Shot length data was sorted by category of motion intensity, and the descriptive statistics are presented in Table 1.
Table 1 Shot length data for motion intensity in Man with a Movie Camera (1929)
In analysing this data I include only four of the motion categories: FastC, FastN, NM, and NormalN. The distribution of shot lengths in these categories are represented in Figure 2.
Figure 2 Distribution of shot lengths in FastC, FastN, NM, and NormalN in Man with a Movie Camera (1929)
BF is excluded as the data includes several shot lengths of 0.0 seconds (due to a technical error in data collection); while the number of shot lengths in FF (13) and SMC (32) are too small to be reliable. The results show that there is a statistically significant relationship between shot length and intensity of motion (Hc = 289.7, P = <0.0001); and the post-hoc tests show that each category is significant different from one another (Table 2).
Table 2 Pairwise comparisons of shot length/motion intensity data for Man with a Movie Camera (1929) (Mann Whitney U, P-values only (Bonferroni Corrected α = 0.0083))
These results show that Tsivian, et al. were correct in their hypothesis that there is a relationship between shot length and motion intensity in Man with a Movie Camera; in fact, the results presented here indicate that this relationship is stronger than that identified by the HC. Focussing on the median shot length (see Table 1), we can see that FastC (0.4 seconds) has a quicker cutting rate that FastN (0.9s), while NormalN has a value of 2.8s. Although they were not included in the above test, median shot length increases as motion slows in SMC (3.7s) and FF (4.0s), and this confirms the overall relationship between shot length and motion intensity. Only NM does fit this overall pattern, with a median shot length of 2.2s. Data for BF is unreliable at the low end where shot lengths equal 0.0s.
Ben Goldacre, the GP and journalist who publishes the Bad Science blog (see Goldacre 2008), has made a distinction between scientific medicine and alternative therapies that employ scientific terms inaccurately to sound ‘sciency.’ The Heftberger Correlation sounds good, it sounds scientific, it sounds statistical; but it is not based on a sound understanding of statistical methodology. Following Goldacre, I think this use of statistical terminology should be labelled ‘sciency’ rather than science and film scholars should be discouraged from declaring the existence and relevance of such ‘statistics’. It is incumbent upon film scholars to understand the statistical methods that they wish to employ in cinemetrics and to respect the use statistical terminology. Cinemetrics can make a positive contribution to film studies, but before it can be good film studies it must first be good statistics.

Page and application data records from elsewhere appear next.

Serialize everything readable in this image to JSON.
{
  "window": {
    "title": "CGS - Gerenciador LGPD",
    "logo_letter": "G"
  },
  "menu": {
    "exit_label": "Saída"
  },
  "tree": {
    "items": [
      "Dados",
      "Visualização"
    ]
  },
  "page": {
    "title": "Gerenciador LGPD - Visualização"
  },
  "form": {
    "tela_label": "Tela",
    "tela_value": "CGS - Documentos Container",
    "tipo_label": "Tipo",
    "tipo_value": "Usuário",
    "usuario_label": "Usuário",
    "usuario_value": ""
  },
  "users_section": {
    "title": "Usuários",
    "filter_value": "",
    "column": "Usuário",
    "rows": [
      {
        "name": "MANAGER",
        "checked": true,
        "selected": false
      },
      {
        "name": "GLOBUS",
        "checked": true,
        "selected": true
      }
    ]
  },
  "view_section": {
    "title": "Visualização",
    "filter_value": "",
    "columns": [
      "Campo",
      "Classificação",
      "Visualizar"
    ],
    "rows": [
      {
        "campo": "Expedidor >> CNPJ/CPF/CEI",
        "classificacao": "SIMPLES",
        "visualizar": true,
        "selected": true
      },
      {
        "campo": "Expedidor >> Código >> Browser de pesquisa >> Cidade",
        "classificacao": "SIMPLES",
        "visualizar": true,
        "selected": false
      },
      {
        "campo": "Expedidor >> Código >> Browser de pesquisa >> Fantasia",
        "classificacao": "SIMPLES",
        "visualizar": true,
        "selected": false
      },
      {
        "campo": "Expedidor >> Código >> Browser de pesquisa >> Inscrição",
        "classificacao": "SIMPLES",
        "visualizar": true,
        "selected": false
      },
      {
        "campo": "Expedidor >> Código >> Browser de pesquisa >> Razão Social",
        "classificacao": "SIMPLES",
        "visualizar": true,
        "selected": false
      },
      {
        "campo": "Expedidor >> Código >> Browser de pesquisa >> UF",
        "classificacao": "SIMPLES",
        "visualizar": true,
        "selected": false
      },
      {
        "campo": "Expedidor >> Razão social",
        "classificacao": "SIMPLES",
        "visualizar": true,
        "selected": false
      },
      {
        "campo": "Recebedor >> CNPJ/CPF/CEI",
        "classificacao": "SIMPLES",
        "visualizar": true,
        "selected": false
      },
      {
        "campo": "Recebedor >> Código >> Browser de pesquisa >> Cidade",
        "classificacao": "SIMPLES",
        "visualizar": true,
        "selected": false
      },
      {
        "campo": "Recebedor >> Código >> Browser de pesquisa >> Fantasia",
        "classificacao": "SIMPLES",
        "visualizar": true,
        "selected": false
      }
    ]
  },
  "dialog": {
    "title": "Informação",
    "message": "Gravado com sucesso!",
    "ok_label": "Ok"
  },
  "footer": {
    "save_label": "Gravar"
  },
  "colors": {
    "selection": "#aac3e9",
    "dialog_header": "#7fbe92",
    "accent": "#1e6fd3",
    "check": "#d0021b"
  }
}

Buckland, W. (2008) What does the statistical style analysis of film involve?,
Literary and Linguistic Computing 23 (2): 219-30.
Cinemetrics (2008) http://www.cinemetrics.lvmovie.php?movie_ID=2311, accessed 9 April 2009
Goldacre, B. (2008) Bad Science. London: Fourth Estate.
O’Brien, C. (2005) Cinema’s Conversion to Sound: Technology and Film Style in France and the U.S. Bloomington: Indiana University Press.
Salt, B. (1974) Statistical style analysis of motion pictures, Film Quarterly 28 (1): 13-22.
Salt, B. (2006) Moving into Pictures: More on Film History, Style, and Analysis. London: Starwood.